* Exercise objective *
Filter the entries for the word "JSON". Copy each line in which it occurs.

[Data extracted from a collection]
=== Section Start ===
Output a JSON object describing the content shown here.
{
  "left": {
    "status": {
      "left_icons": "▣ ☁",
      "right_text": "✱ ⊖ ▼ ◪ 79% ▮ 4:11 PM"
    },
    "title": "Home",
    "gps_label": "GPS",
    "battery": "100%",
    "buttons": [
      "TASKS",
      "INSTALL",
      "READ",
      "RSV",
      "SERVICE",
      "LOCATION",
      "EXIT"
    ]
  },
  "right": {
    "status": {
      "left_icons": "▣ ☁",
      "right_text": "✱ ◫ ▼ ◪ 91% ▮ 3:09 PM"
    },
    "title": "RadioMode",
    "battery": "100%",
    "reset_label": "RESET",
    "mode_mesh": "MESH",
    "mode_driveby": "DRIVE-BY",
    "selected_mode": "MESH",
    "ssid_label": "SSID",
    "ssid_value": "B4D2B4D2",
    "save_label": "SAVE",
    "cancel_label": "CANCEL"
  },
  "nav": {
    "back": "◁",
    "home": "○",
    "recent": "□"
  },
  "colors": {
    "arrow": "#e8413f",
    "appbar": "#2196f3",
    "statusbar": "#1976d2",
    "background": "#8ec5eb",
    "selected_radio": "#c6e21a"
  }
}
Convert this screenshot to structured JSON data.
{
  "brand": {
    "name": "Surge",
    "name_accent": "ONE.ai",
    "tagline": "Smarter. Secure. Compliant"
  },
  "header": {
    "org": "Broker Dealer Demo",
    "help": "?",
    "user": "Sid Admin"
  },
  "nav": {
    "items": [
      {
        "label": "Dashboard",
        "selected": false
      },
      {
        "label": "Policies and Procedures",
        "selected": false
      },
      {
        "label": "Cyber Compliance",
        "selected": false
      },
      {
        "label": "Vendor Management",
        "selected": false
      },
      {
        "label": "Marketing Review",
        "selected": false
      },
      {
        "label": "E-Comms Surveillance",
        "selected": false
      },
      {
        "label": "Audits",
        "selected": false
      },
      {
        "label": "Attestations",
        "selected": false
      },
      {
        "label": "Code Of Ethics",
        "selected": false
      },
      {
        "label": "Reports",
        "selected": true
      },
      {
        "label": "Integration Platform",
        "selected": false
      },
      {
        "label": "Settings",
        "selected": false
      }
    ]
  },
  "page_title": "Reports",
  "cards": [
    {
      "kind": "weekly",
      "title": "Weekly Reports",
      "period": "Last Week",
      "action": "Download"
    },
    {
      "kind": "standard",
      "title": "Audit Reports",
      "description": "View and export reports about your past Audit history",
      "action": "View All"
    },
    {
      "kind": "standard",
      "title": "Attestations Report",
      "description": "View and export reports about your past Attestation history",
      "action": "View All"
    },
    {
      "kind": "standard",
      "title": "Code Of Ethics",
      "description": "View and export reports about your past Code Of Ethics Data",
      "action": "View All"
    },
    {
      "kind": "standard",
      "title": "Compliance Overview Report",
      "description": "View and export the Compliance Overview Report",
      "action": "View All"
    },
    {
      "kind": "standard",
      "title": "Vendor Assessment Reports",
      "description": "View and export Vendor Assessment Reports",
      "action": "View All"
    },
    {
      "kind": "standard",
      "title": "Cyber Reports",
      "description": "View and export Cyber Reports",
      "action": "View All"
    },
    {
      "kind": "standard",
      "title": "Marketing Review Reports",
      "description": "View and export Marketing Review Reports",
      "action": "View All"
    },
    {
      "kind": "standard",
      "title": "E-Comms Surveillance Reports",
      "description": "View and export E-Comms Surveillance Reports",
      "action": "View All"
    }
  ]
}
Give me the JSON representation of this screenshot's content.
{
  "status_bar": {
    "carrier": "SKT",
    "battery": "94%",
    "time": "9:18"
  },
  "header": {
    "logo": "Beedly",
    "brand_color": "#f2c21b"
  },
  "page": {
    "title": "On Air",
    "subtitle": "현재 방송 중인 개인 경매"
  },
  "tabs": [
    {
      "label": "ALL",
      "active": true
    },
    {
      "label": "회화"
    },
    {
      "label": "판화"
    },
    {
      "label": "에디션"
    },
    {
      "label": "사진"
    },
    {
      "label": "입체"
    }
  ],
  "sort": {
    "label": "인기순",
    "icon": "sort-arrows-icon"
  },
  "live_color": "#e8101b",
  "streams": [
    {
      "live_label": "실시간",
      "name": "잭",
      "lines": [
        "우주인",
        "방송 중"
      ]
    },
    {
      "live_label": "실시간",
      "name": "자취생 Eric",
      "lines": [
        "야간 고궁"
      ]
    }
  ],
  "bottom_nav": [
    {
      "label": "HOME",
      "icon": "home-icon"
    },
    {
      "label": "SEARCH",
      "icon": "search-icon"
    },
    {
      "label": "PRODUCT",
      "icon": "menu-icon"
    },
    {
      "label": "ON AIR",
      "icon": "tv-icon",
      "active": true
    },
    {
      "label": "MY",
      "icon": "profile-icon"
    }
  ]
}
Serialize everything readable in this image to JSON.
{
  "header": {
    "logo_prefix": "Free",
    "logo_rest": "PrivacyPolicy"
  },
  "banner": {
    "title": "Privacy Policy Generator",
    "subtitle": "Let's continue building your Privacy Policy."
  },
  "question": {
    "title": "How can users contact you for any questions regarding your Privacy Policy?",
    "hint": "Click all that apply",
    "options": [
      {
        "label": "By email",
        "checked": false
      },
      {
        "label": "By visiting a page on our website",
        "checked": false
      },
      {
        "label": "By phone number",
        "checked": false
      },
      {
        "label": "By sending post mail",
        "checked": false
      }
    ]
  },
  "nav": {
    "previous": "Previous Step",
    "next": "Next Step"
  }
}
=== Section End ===
* Output for this task *
Output a JSON object describing the content shown here.
Convert this screenshot to structured JSON data.
Give me the JSON representation of this screenshot's content.
Serialize everything readable in this image to JSON.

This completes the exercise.